Children with special needs such as PPCD under IDEA-B and bilingual education will be served as they are in regular prekindergarten programs. All regulations that apply to public prekindergarten programs will apply in other settings. It is expected that additional funds provided to districts to serve such students will continue to be used for the benefit of the child regardless of the setting in which the child is placed.

6. If a child with a disability is served in an SRI model in a sliding scale, fee based, or tuition based licensed child care setting, how do we achieve the requirement that the program be at no cost to the parent?

If the admission, referral and dismissal (ARD) committee determines this model is the least restrictive environment (LRE) necessary to provide a free and appropriate education (FAPE) to a preschool child with a disability and in need of special education, it must be made available at no cost to the parent.

The district or the partner program may waive the cost otherwise charged to the parent in favor of the other benefits the arrangement brings the community. All arrangements must be designed to ensure the parent incurs no cost for the program must be described and agreed to in the MOU between the partnering entity and the district.

Citation: 71 Fed. Reg. 46540,46589

7. How do I identify an appropriate Head Start or child care center for an SRI partnership?

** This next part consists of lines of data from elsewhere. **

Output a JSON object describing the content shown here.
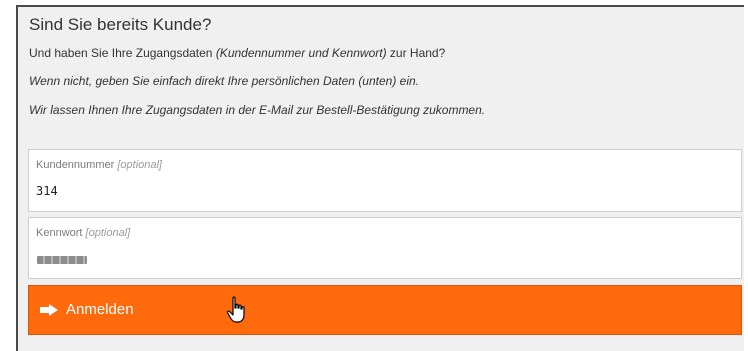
{
  "login_section": {
    "title": "Sind Sie bereits Kunde?",
    "intro": {
      "prefix": "Und haben Sie Ihre Zugangsdaten ",
      "italic": "(Kundennummer und Kennwort)",
      "suffix": " zur Hand?"
    },
    "note_line_1": "Wenn nicht, geben Sie einfach direkt Ihre persönlichen Daten (unten) ein.",
    "note_line_2": "Wir lassen Ihnen Ihre Zugangsdaten in der E-Mail zur Bestell-Bestätigung zukommen."
  },
  "customer_number_field": {
    "label": "Kundennummer",
    "optional": "[optional]",
    "value": "314"
  },
  "password_field": {
    "label": "Kennwort",
    "optional": "[optional]"
  },
  "login_button": {
    "label": "Anmelden",
    "icon": "arrow-right-icon",
    "background": "#ff6a0d"
  },
  "cursor": {
    "icon": "hand-pointer-icon"
  }
}
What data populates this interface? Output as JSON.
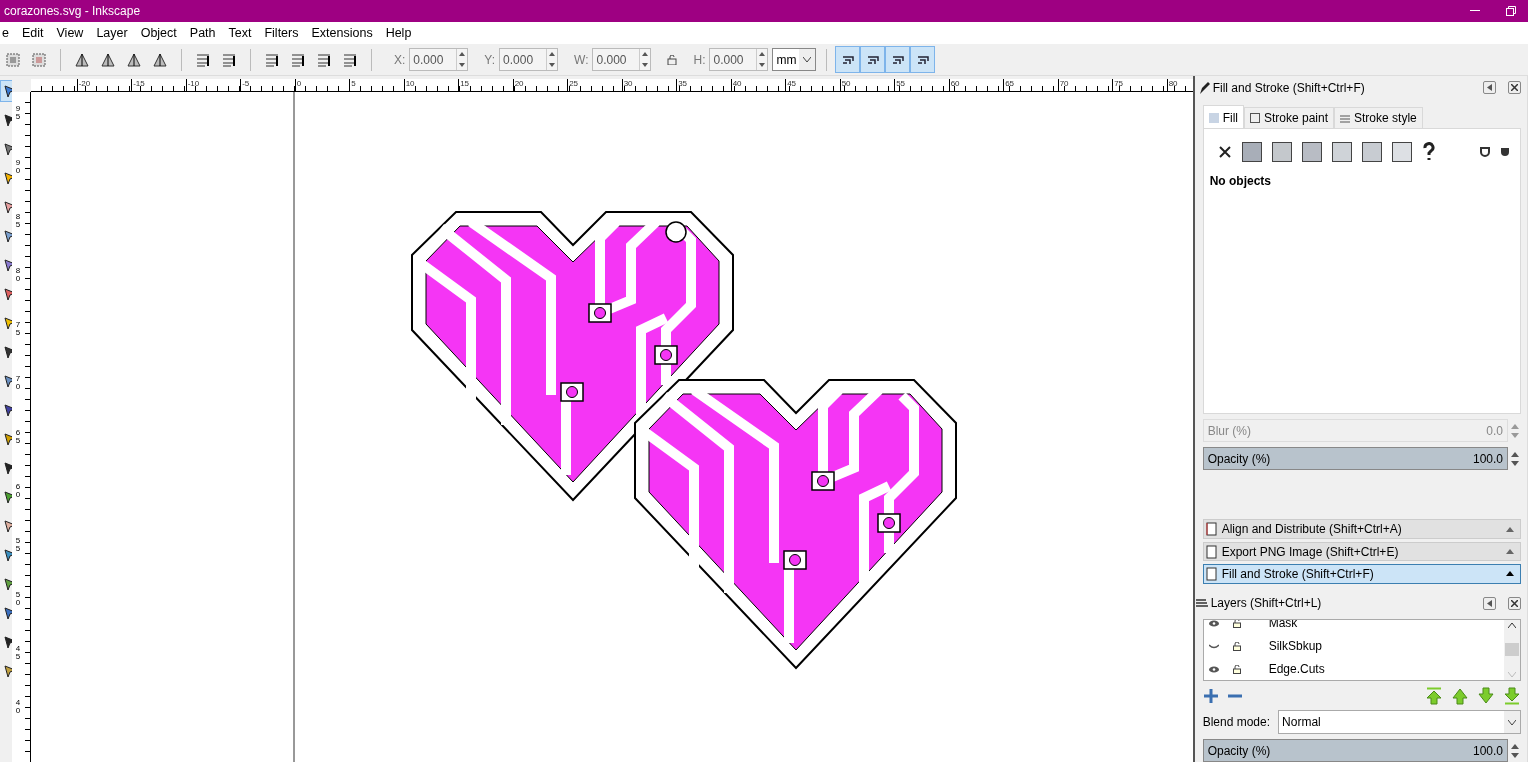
{
  "window": {
    "title": "corazones.svg - Inkscape"
  },
  "menu": [
    "e",
    "Edit",
    "View",
    "Layer",
    "Object",
    "Path",
    "Text",
    "Filters",
    "Extensions",
    "Help"
  ],
  "toolbox": [
    {
      "selected": true
    },
    {
      "selected": false
    },
    {
      "selected": false
    },
    {
      "selected": false
    },
    {
      "selected": false
    },
    {
      "selected": false
    },
    {
      "selected": false
    },
    {
      "selected": false
    },
    {
      "selected": false
    },
    {
      "selected": false
    },
    {
      "selected": false
    },
    {
      "selected": false
    },
    {
      "selected": false
    },
    {
      "selected": false
    },
    {
      "selected": false
    },
    {
      "selected": false
    },
    {
      "selected": false
    },
    {
      "selected": false
    },
    {
      "selected": false
    },
    {
      "selected": false
    },
    {
      "selected": false
    }
  ],
  "toolbar": {
    "fields": [
      {
        "label": "X:",
        "value": "0.000"
      },
      {
        "label": "Y:",
        "value": "0.000"
      },
      {
        "label": "W:",
        "value": "0.000"
      },
      {
        "label": "H:",
        "value": "0.000"
      }
    ],
    "unit": "mm",
    "snap_buttons": [
      {
        "on": true
      },
      {
        "on": true
      },
      {
        "on": true
      },
      {
        "on": true
      }
    ]
  },
  "rulers": {
    "horizontal": [
      "-20",
      "-15",
      "-10",
      "-5",
      "0",
      "5",
      "10",
      "15",
      "20",
      "25",
      "30",
      "35",
      "40",
      "45",
      "50",
      "55",
      "60",
      "65",
      "70",
      "75",
      "80"
    ],
    "vertical": [
      "95",
      "90",
      "85",
      "80",
      "75",
      "70",
      "65",
      "60",
      "55",
      "50",
      "45",
      "40"
    ]
  },
  "fill_stroke": {
    "title": "Fill and Stroke (Shift+Ctrl+F)",
    "tabs": [
      {
        "label": "Fill",
        "selected": true
      },
      {
        "label": "Stroke paint",
        "selected": false
      },
      {
        "label": "Stroke style",
        "selected": false
      }
    ],
    "message": "No objects",
    "blur": {
      "label": "Blur (%)",
      "value": "0.0",
      "disabled": true
    },
    "opacity": {
      "label": "Opacity (%)",
      "value": "100.0",
      "level": 1
    }
  },
  "docked": [
    {
      "title": "Align and Distribute (Shift+Ctrl+A)",
      "selected": false
    },
    {
      "title": "Export PNG Image (Shift+Ctrl+E)",
      "selected": false
    },
    {
      "title": "Fill and Stroke (Shift+Ctrl+F)",
      "selected": true
    }
  ],
  "layers": {
    "title": "Layers (Shift+Ctrl+L)",
    "rows": [
      {
        "name": "Mask",
        "visible": true
      },
      {
        "name": "SilkSbkup",
        "visible": false
      },
      {
        "name": "Edge.Cuts",
        "visible": true
      }
    ],
    "blend_label": "Blend mode:",
    "blend_mode": "Normal",
    "opacity": {
      "label": "Opacity (%)",
      "value": "100.0",
      "level": 1
    }
  }
}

  • Prior to selecting and approaching community-based early childhood education providers for partnership purposes, the following steps are suggested:
  • Identify characteristics of your school district (urban, suburban, rural, consolidated, high need, etc.)
  • Estimate total classrooms needed for eligible prekindergarten age children on a zip code or census tract basis (eligibility in this case includes eligibility for prekindergarten, Head Start, and Child Care).
  • Survey total classroom space available for prekindergarten age children in all ISD, Head Start and child care sites, including child care centers on military installations.
  • Assess conditions and circumstances of buildings in which classroom space is available (ownership, terms and conditions of lease and use agreements, repair needs, estimated life of structures, etc.).
  • Estimate child turnover/mobility rates in child care (including military installations), Head Start and prekindergarten programs.
  • Identify existing Head Start program options (part day, full-day, partial year, full-year, home-based, etc.) and child care service delivery models (centers, centers located on military installations, family day homes, self-arranged care with family) that are currently in place, and the distribution of children currently within each of those.
  • Identify the number of people who are currently staffing classrooms serving prekindergarten age children and their qualifications.
  • Based on the information gathered, develop a strategy/action plan for approaching a prospective partner who will best serve the needs of your campus, district and community.

The process of going through the list will assist you in defining the characteristics of appropriate and eligible early childhood partners. It will also give you the information necessary to begin planning with prospective partners.

Contacts

Department of Federal and State Education Policy
512-936-6060

Program Contact:
Howard Morrison, howard.morrison@tea.state.tx.us